Every record needs to be set down again without a single difference.
[Entries shown]
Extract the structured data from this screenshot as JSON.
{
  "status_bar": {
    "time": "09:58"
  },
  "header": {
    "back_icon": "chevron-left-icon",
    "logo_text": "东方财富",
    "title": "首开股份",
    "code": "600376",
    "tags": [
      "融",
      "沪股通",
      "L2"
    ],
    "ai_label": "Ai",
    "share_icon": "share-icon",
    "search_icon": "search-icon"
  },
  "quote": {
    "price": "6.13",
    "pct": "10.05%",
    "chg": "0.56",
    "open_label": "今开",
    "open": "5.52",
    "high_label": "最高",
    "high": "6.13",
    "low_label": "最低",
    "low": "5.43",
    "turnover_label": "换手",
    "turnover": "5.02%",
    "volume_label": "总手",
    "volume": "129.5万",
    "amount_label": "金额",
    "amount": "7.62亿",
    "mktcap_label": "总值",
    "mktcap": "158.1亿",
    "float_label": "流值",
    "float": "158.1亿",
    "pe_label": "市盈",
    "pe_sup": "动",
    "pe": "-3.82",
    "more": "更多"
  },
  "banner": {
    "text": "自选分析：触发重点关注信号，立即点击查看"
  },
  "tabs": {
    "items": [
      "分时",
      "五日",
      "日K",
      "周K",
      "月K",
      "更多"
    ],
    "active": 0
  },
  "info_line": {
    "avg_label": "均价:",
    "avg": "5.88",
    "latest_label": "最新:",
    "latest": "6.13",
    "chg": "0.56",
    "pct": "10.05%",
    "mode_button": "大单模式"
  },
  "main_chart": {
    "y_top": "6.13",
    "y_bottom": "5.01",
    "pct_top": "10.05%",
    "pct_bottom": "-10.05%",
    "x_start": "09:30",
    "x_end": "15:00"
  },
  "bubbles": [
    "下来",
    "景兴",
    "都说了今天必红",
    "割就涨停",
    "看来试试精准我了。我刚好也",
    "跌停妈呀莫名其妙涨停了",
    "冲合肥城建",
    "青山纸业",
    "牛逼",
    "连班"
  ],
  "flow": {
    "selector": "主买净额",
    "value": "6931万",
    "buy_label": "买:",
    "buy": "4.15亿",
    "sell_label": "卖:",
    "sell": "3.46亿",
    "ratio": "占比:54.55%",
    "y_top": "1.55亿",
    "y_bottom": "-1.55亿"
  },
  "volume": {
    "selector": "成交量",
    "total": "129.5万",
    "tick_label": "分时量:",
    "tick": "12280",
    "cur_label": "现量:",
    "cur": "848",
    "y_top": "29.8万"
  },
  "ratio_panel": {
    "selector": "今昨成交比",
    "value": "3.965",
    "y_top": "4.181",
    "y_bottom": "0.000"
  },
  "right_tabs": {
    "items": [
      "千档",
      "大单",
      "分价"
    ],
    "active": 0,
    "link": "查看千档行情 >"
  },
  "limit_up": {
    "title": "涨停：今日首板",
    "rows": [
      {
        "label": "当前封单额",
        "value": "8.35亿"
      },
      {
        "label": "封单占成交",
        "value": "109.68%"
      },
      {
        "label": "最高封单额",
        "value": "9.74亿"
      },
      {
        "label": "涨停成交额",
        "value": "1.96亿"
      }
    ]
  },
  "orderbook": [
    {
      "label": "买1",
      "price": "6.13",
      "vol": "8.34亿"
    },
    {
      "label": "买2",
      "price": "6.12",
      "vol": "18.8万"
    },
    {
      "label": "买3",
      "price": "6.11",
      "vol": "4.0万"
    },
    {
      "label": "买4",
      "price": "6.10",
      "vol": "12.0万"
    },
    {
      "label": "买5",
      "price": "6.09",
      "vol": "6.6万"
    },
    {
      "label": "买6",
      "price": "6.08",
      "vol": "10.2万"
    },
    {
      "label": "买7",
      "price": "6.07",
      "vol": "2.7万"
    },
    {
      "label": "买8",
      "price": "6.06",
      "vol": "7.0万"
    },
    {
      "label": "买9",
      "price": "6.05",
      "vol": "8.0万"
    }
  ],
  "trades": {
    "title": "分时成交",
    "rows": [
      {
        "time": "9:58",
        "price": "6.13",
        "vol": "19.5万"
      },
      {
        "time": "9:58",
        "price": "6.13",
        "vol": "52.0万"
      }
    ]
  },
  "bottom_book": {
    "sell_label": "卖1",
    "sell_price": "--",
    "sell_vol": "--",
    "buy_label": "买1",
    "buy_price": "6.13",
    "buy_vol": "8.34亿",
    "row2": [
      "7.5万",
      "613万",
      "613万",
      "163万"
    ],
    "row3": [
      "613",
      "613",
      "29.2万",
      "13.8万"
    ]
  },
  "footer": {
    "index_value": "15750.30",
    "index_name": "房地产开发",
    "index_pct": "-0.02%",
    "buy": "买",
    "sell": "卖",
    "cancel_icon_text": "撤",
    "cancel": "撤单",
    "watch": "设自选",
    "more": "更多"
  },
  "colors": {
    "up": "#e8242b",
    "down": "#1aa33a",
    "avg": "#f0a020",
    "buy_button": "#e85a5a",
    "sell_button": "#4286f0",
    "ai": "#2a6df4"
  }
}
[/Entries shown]
• Response:
Extract the structured data from this screenshot as JSON.
{
  "status_bar": {
    "time": "09:58"
  },
  "header": {
    "back_icon": "chevron-left-icon",
    "logo_text": "东方财富",
    "title": "首开股份",
    "code": "600376",
    "tags": [
      "融",
      "沪股通",
      "L2"
    ],
    "ai_label": "Ai",
    "share_icon": "share-icon",
    "search_icon": "search-icon"
  },
  "quote": {
    "price": "6.13",
    "pct": "10.05%",
    "chg": "0.56",
    "open_label": "今开",
    "open": "5.52",
    "high_label": "最高",
    "high": "6.13",
    "low_label": "最低",
    "low": "5.43",
    "turnover_label": "换手",
    "turnover": "5.02%",
    "volume_label": "总手",
    "volume": "129.5万",
    "amount_label": "金额",
    "amount": "7.62亿",
    "mktcap_label": "总值",
    "mktcap": "158.1亿",
    "float_label": "流值",
    "float": "158.1亿",
    "pe_label": "市盈",
    "pe_sup": "动",
    "pe": "-3.82",
    "more": "更多"
  },
  "banner": {
    "text": "自选分析：触发重点关注信号，立即点击查看"
  },
  "tabs": {
    "items": [
      "分时",
      "五日",
      "日K",
      "周K",
      "月K",
      "更多"
    ],
    "active": 0
  },
  "info_line": {
    "avg_label": "均价:",
    "avg": "5.88",
    "latest_label": "最新:",
    "latest": "6.13",
    "chg": "0.56",
    "pct": "10.05%",
    "mode_button": "大单模式"
  },
  "main_chart": {
    "y_top": "6.13",
    "y_bottom": "5.01",
    "pct_top": "10.05%",
    "pct_bottom": "-10.05%",
    "x_start": "09:30",
    "x_end": "15:00"
  },
  "bubbles": [
    "下来",
    "景兴",
    "都说了今天必红",
    "割就涨停",
    "看来试试精准我了。我刚好也",
    "跌停妈呀莫名其妙涨停了",
    "冲合肥城建",
    "青山纸业",
    "牛逼",
    "连班"
  ],
  "flow": {
    "selector": "主买净额",
    "value": "6931万",
    "buy_label": "买:",
    "buy": "4.15亿",
    "sell_label": "卖:",
    "sell": "3.46亿",
    "ratio": "占比:54.55%",
    "y_top": "1.55亿",
    "y_bottom": "-1.55亿"
  },
  "volume": {
    "selector": "成交量",
    "total": "129.5万",
    "tick_label": "分时量:",
    "tick": "12280",
    "cur_label": "现量:",
    "cur": "848",
    "y_top": "29.8万"
  },
  "ratio_panel": {
    "selector": "今昨成交比",
    "value": "3.965",
    "y_top": "4.181",
    "y_bottom": "0.000"
  },
  "right_tabs": {
    "items": [
      "千档",
      "大单",
      "分价"
    ],
    "active": 0,
    "link": "查看千档行情 >"
  },
  "limit_up": {
    "title": "涨停：今日首板",
    "rows": [
      {
        "label": "当前封单额",
        "value": "8.35亿"
      },
      {
        "label": "封单占成交",
        "value": "109.68%"
      },
      {
        "label": "最高封单额",
        "value": "9.74亿"
      },
      {
        "label": "涨停成交额",
        "value": "1.96亿"
      }
    ]
  },
  "orderbook": [
    {
      "label": "买1",
      "price": "6.13",
      "vol": "8.34亿"
    },
    {
      "label": "买2",
      "price": "6.12",
      "vol": "18.8万"
    },
    {
      "label": "买3",
      "price": "6.11",
      "vol": "4.0万"
    },
    {
      "label": "买4",
      "price": "6.10",
      "vol": "12.0万"
    },
    {
      "label": "买5",
      "price": "6.09",
      "vol": "6.6万"
    },
    {
      "label": "买6",
      "price": "6.08",
      "vol": "10.2万"
    },
    {
      "label": "买7",
      "price": "6.07",
      "vol": "2.7万"
    },
    {
      "label": "买8",
      "price": "6.06",
      "vol": "7.0万"
    },
    {
      "label": "买9",
      "price": "6.05",
      "vol": "8.0万"
    }
  ],
  "trades": {
    "title": "分时成交",
    "rows": [
      {
        "time": "9:58",
        "price": "6.13",
        "vol": "19.5万"
      },
      {
        "time": "9:58",
        "price": "6.13",
        "vol": "52.0万"
      }
    ]
  },
  "bottom_book": {
    "sell_label": "卖1",
    "sell_price": "--",
    "sell_vol": "--",
    "buy_label": "买1",
    "buy_price": "6.13",
    "buy_vol": "8.34亿",
    "row2": [
      "7.5万",
      "613万",
      "613万",
      "163万"
    ],
    "row3": [
      "613",
      "613",
      "29.2万",
      "13.8万"
    ]
  },
  "footer": {
    "index_value": "15750.30",
    "index_name": "房地产开发",
    "index_pct": "-0.02%",
    "buy": "买",
    "sell": "卖",
    "cancel_icon_text": "撤",
    "cancel": "撤单",
    "watch": "设自选",
    "more": "更多"
  },
  "colors": {
    "up": "#e8242b",
    "down": "#1aa33a",
    "avg": "#f0a020",
    "buy_button": "#e85a5a",
    "sell_button": "#4286f0",
    "ai": "#2a6df4"
  }
}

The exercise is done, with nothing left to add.